The €700m laboratory is a user facility containing 10 telephone-booth-sized racks that can accommodate a wide range of experiments over Columbus’s proposed 10-year lifetime. “A satellite mission is fixed from the beginning, whereas in Columbus the facilities host experiments that can change,” says Zell. Five of the racks have been pre-installed in Columbus before launch with experiments to study fluid science, biology and physiology.

The shuttle Atlantis also contains two separate payloads — a suite of solar observation equipment and a material testing platform — that astronauts will hook up to two of Columbus’ four external mountings that are exposed to outer space. “Columbus is more than a science laboratory; it is a technology test bed that will give Europe experience in living in space,” Zell says.

I think it is very important for Europe to have a permanent laboratory up there Martin Zell, ESA

Physics experiments

Several physics experiments will take place in the Fluid Science Laboratory (FSL), which includes various interferometers and high-speed cameras for studying user-provided liquids, emulsions and aqueous foams in the station’s microgravity. The first FSL experiment is Geoflow, which will model the dynamic flow in the Earth’s liquid mantle by trapping silicon oil between two concentric spherical shells. Simulating the mantle is extremely difficult on the Earth’s surface because gravity overwhelms the other forces that are of interest. “Columbus provides us the opportunity to study the influences of temperature and rotation on convective flow when gravity is no longer there,” says Geoflow team member Birgit Futterer of Brandenburg Technical University in Cottbus, Germany.
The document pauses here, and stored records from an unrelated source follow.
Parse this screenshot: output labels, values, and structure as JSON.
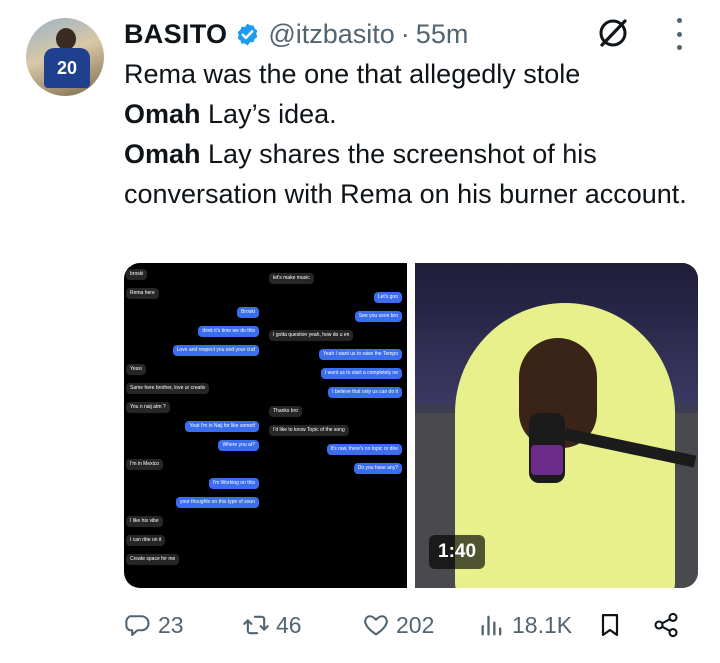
{
  "tweet": {
    "display_name": "BASITO",
    "handle": "@itzbasito",
    "separator": "·",
    "time": "55m",
    "body": {
      "line1": "Rema was the one that allegedly stole",
      "line2_bold": "Omah",
      "line2_rest": " Lay’s idea.",
      "line3_bold": "Omah",
      "line3_rest": " Lay shares the screenshot of his conversation with Rema on his burner account."
    },
    "avatar_jersey_text": "20",
    "media": {
      "video_duration": "1:40",
      "chat_messages": [
        {
          "text": "broski",
          "side": "in"
        },
        {
          "text": "Rema here",
          "side": "in"
        },
        {
          "text": "Broski",
          "side": "out"
        },
        {
          "text": "think it's time we do this",
          "side": "out"
        },
        {
          "text": "Love and respect you and your craft",
          "side": "out"
        },
        {
          "text": "Yessi",
          "side": "in"
        },
        {
          "text": "Same here brother, love ur creative perspective",
          "side": "in"
        },
        {
          "text": "You n naij atm ?",
          "side": "in"
        },
        {
          "text": "Yeat I'm in Naij for like sometf",
          "side": "out"
        },
        {
          "text": "Where you at?",
          "side": "out"
        },
        {
          "text": "I'm in Mexico",
          "side": "in"
        },
        {
          "text": "I'm Working on this",
          "side": "out"
        },
        {
          "text": "your thoughts on this type of sound?",
          "side": "out"
        },
        {
          "text": "I like his vibe",
          "side": "in"
        },
        {
          "text": "I can ribe on it",
          "side": "in"
        },
        {
          "text": "Create space for me",
          "side": "in"
        },
        {
          "text": "let's make music",
          "side": "in"
        },
        {
          "text": "Let's goo",
          "side": "out"
        },
        {
          "text": "See you soon bro",
          "side": "out"
        },
        {
          "text": "I gotta question yeah, how do u envision a song with us ?",
          "side": "in"
        },
        {
          "text": "Yeah I want us to raise the Tempo of the sound",
          "side": "out"
        },
        {
          "text": "I want us to start a completely new type of wave",
          "side": "out"
        },
        {
          "text": "I believe that only us can do it",
          "side": "out"
        },
        {
          "text": "Thanks bro",
          "side": "in"
        },
        {
          "text": "I'd like to know Topic of the song",
          "side": "in"
        },
        {
          "text": "It's raw, there's no topic or direction yet",
          "side": "out"
        },
        {
          "text": "Do you have any?",
          "side": "out"
        }
      ]
    },
    "stats": {
      "replies": "23",
      "reposts": "46",
      "likes": "202",
      "views": "18.1K"
    },
    "colors": {
      "verified": "#1d9bf0",
      "muted_text": "#536471",
      "text": "#0f1419",
      "chat_out": "#3a6df0",
      "chat_in": "#262626"
    },
    "icons": [
      "verified-badge-icon",
      "grok-icon",
      "more-icon",
      "reply-icon",
      "repost-icon",
      "like-icon",
      "views-icon",
      "bookmark-icon",
      "share-icon"
    ]
  }
}
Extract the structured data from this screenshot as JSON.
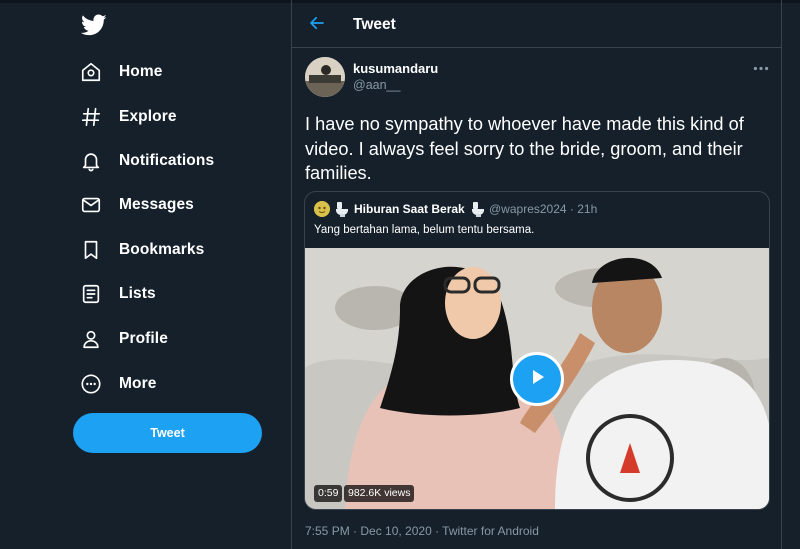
{
  "sidebar": {
    "logo_icon": "twitter-bird-icon",
    "items": [
      {
        "label": "Home",
        "icon": "home-icon"
      },
      {
        "label": "Explore",
        "icon": "hashtag-icon"
      },
      {
        "label": "Notifications",
        "icon": "bell-icon"
      },
      {
        "label": "Messages",
        "icon": "envelope-icon"
      },
      {
        "label": "Bookmarks",
        "icon": "bookmark-icon"
      },
      {
        "label": "Lists",
        "icon": "list-icon"
      },
      {
        "label": "Profile",
        "icon": "person-icon"
      },
      {
        "label": "More",
        "icon": "more-circle-icon"
      }
    ],
    "tweet_button": "Tweet"
  },
  "header": {
    "title": "Tweet",
    "back_icon": "arrow-left-icon"
  },
  "tweet": {
    "display_name": "kusumandaru",
    "handle": "@aan__",
    "text": "I have no sympathy to whoever have made this kind of video. I always feel sorry to the bride, groom, and their families.",
    "timestamp": "7:55 PM · Dec 10, 2020 · Twitter for Android",
    "more_icon": "ellipsis-icon"
  },
  "quote": {
    "name": "Hiburan Saat Berak",
    "handle_time": "@wapres2024 · 21h",
    "text": "Yang bertahan lama, belum tentu bersama.",
    "emoji_icon": "toilet-emoji-icon",
    "video": {
      "duration": "0:59",
      "views": "982.6K views",
      "play_icon": "play-icon"
    }
  },
  "colors": {
    "background": "#15202b",
    "border": "#38444d",
    "accent": "#1da1f2",
    "secondary_text": "#8899a6"
  }
}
The launch, originally planned for early December last year, was twice called off due to a glitch in a now-repaired fuel gauge sensor. This final hold-up capped a 16-year delay, as the Columbus lab was due to lift-off in 1992 to commemorate the 500th anniversary of its namesake’s voyage to America. However, it was not until 1995 that ESA decided on the lab’s full development and not until 2002 that much of the construction was completed in Italy and Germany. The Columbia shuttle disaster in 2003, in which seven astronauts died, put all plans on hold.

Geoflow had been scheduled to start just as soon as Columbus was secured to the station but with the two-month delay mission planners have moved ahead some biology experiments that are more time-sensitive. After such a long wait, both European and American scientists are anxious for Columbus to get going. “It is a huge enhancement in the research capabilities of the space station,” says Zell.